Here’s what I posted up on Monday about the various election forecasts and predictions:
- Political science forecasting models. October’s issue of PS: Political Science and Politics contained nine statistical forecast models (not including state-level models) of President Obama’s two-party vote total for the 2012 election, made anywhere from 2-10 months before the election. They ranged from a low of 46.9% to a high of 53.8%. The mean of all nine was 50.2%.
- As of 8:00 PM on Election Eve, Nate Silver at FiveThirtyEight is predicting Obama will receive 51.4% of the two-party popular vote.
- As of 9:30 PM on Election Eve, Simon Jackson’s model at Pollster.com is giving Obama 50.6% of the two-party popular vote.
The final popular vote tally, as of noon on Wednesday: 51.1%.
Not a bad showing for the statistics geeks, all around.

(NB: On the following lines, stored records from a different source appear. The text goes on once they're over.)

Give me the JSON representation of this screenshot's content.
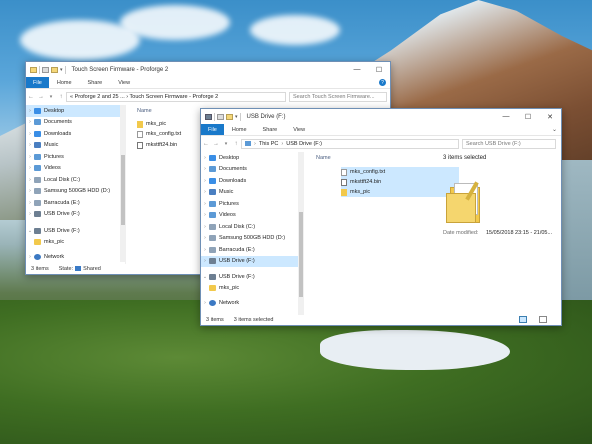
{
  "window_back": {
    "title": "Touch Screen Firmware - Proforge 2",
    "menu": {
      "file": "File",
      "home": "Home",
      "share": "Share",
      "view": "View"
    },
    "help_icon": "?",
    "address": "« Proforge 2 and 25 ... › Touch Screen Firmware - Proforge 2",
    "search_placeholder": "Search Touch Screen Firmware...",
    "nav_items": [
      {
        "label": "Desktop",
        "icon": "desktop-icon"
      },
      {
        "label": "Documents",
        "icon": "documents-icon"
      },
      {
        "label": "Downloads",
        "icon": "downloads-icon"
      },
      {
        "label": "Music",
        "icon": "music-icon"
      },
      {
        "label": "Pictures",
        "icon": "pictures-icon"
      },
      {
        "label": "Videos",
        "icon": "videos-icon"
      },
      {
        "label": "Local Disk (C:)",
        "icon": "drive-icon"
      },
      {
        "label": "Samsung 500GB HDD (D:)",
        "icon": "drive-icon"
      },
      {
        "label": "Barracuda (E:)",
        "icon": "drive-icon"
      },
      {
        "label": "USB Drive (F:)",
        "icon": "usb-drive-icon"
      },
      {
        "label": "USB Drive (F:)",
        "icon": "usb-drive-icon"
      },
      {
        "label": "mks_pic",
        "icon": "folder-icon"
      },
      {
        "label": "Network",
        "icon": "network-icon"
      }
    ],
    "column_name": "Name",
    "files": [
      {
        "name": "mks_pic",
        "type": "folder"
      },
      {
        "name": "mks_config.txt",
        "type": "txt"
      },
      {
        "name": "mksttft24.bin",
        "type": "bin"
      }
    ],
    "status": {
      "count": "3 items",
      "state_label": "State:",
      "state_value": "Shared"
    }
  },
  "window_front": {
    "title": "USB Drive (F:)",
    "menu": {
      "file": "File",
      "home": "Home",
      "share": "Share",
      "view": "View"
    },
    "address_parts": [
      "This PC",
      "USB Drive (F:)"
    ],
    "search_placeholder": "Search USB Drive (F:)",
    "nav_items": [
      {
        "label": "Desktop",
        "icon": "desktop-icon"
      },
      {
        "label": "Documents",
        "icon": "documents-icon"
      },
      {
        "label": "Downloads",
        "icon": "downloads-icon"
      },
      {
        "label": "Music",
        "icon": "music-icon"
      },
      {
        "label": "Pictures",
        "icon": "pictures-icon"
      },
      {
        "label": "Videos",
        "icon": "videos-icon"
      },
      {
        "label": "Local Disk (C:)",
        "icon": "drive-icon"
      },
      {
        "label": "Samsung 500GB HDD (D:)",
        "icon": "drive-icon"
      },
      {
        "label": "Barracuda (E:)",
        "icon": "drive-icon"
      },
      {
        "label": "USB Drive (F:)",
        "icon": "usb-drive-icon"
      },
      {
        "label": "USB Drive (F:)",
        "icon": "usb-drive-icon"
      },
      {
        "label": "mks_pic",
        "icon": "folder-icon"
      },
      {
        "label": "Network",
        "icon": "network-icon"
      }
    ],
    "column_name": "Name",
    "files": [
      {
        "name": "mks_config.txt",
        "type": "txt"
      },
      {
        "name": "mksttft24.bin",
        "type": "bin"
      },
      {
        "name": "mks_pic",
        "type": "folder"
      }
    ],
    "details": {
      "selected_count": "3 items selected",
      "date_label": "Date modified:",
      "date_value": "15/05/2018 23:15 - 21/05..."
    },
    "status": {
      "count": "3 items",
      "selected": "3 items selected"
    }
  },
  "colors": {
    "accent": "#1979ca",
    "selection": "#cce8ff"
  }
}
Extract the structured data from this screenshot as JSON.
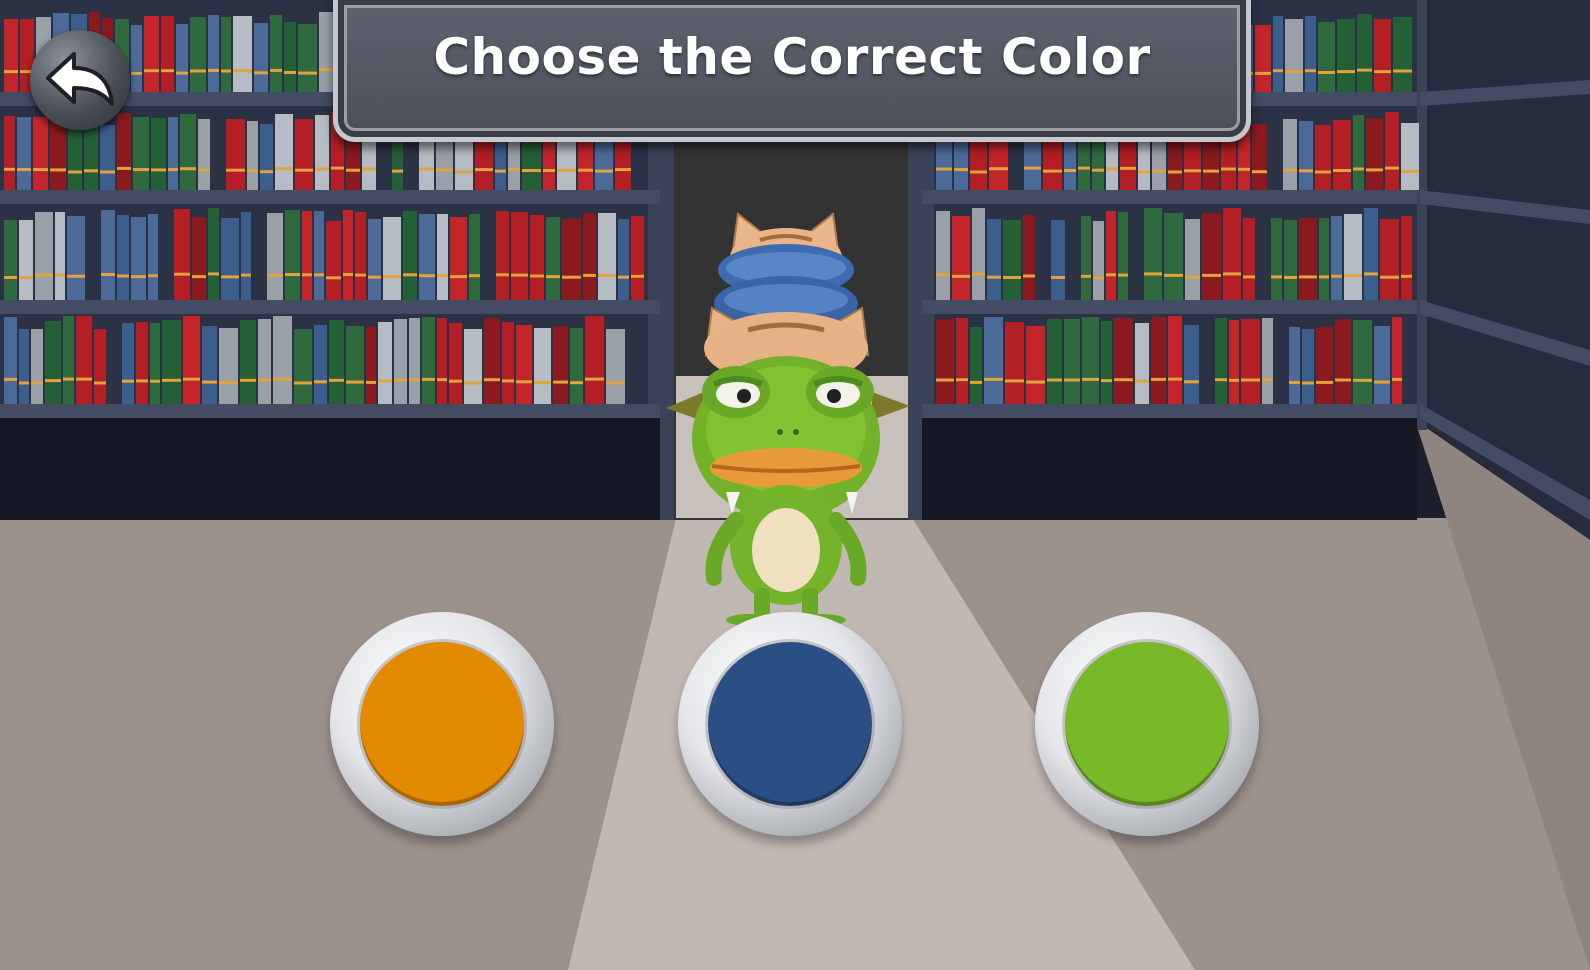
{
  "header": {
    "title": "Choose the Correct Color"
  },
  "back_button": {
    "icon": "back-arrow-icon"
  },
  "answers": [
    {
      "color_name": "orange",
      "color": "#E48A00"
    },
    {
      "color_name": "blue",
      "color": "#2A4F84"
    },
    {
      "color_name": "green",
      "color": "#78B829"
    }
  ],
  "scene": {
    "character": "frog-with-stacked-animal-hats",
    "background": "library-bookshelves"
  }
}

I should note that the political science forecasting models include only a handful of “election fundamental” variables in their predictions (economic growth, incumbency, foreign conflict, presidential approval, e.g.). These models do not include things like who the candidates are, the conventions, the debates, the campaigns, etc. From a political science perspective, the difference between what the fundamentals would predict and the actual outcome is what can likely be attributed to the campaign events and the candidates. In this case, it’s looking like the campaign ultimately made a difference of… about 0.9% overall (51.1% final outcome minus 50.2% average forecast model prediction).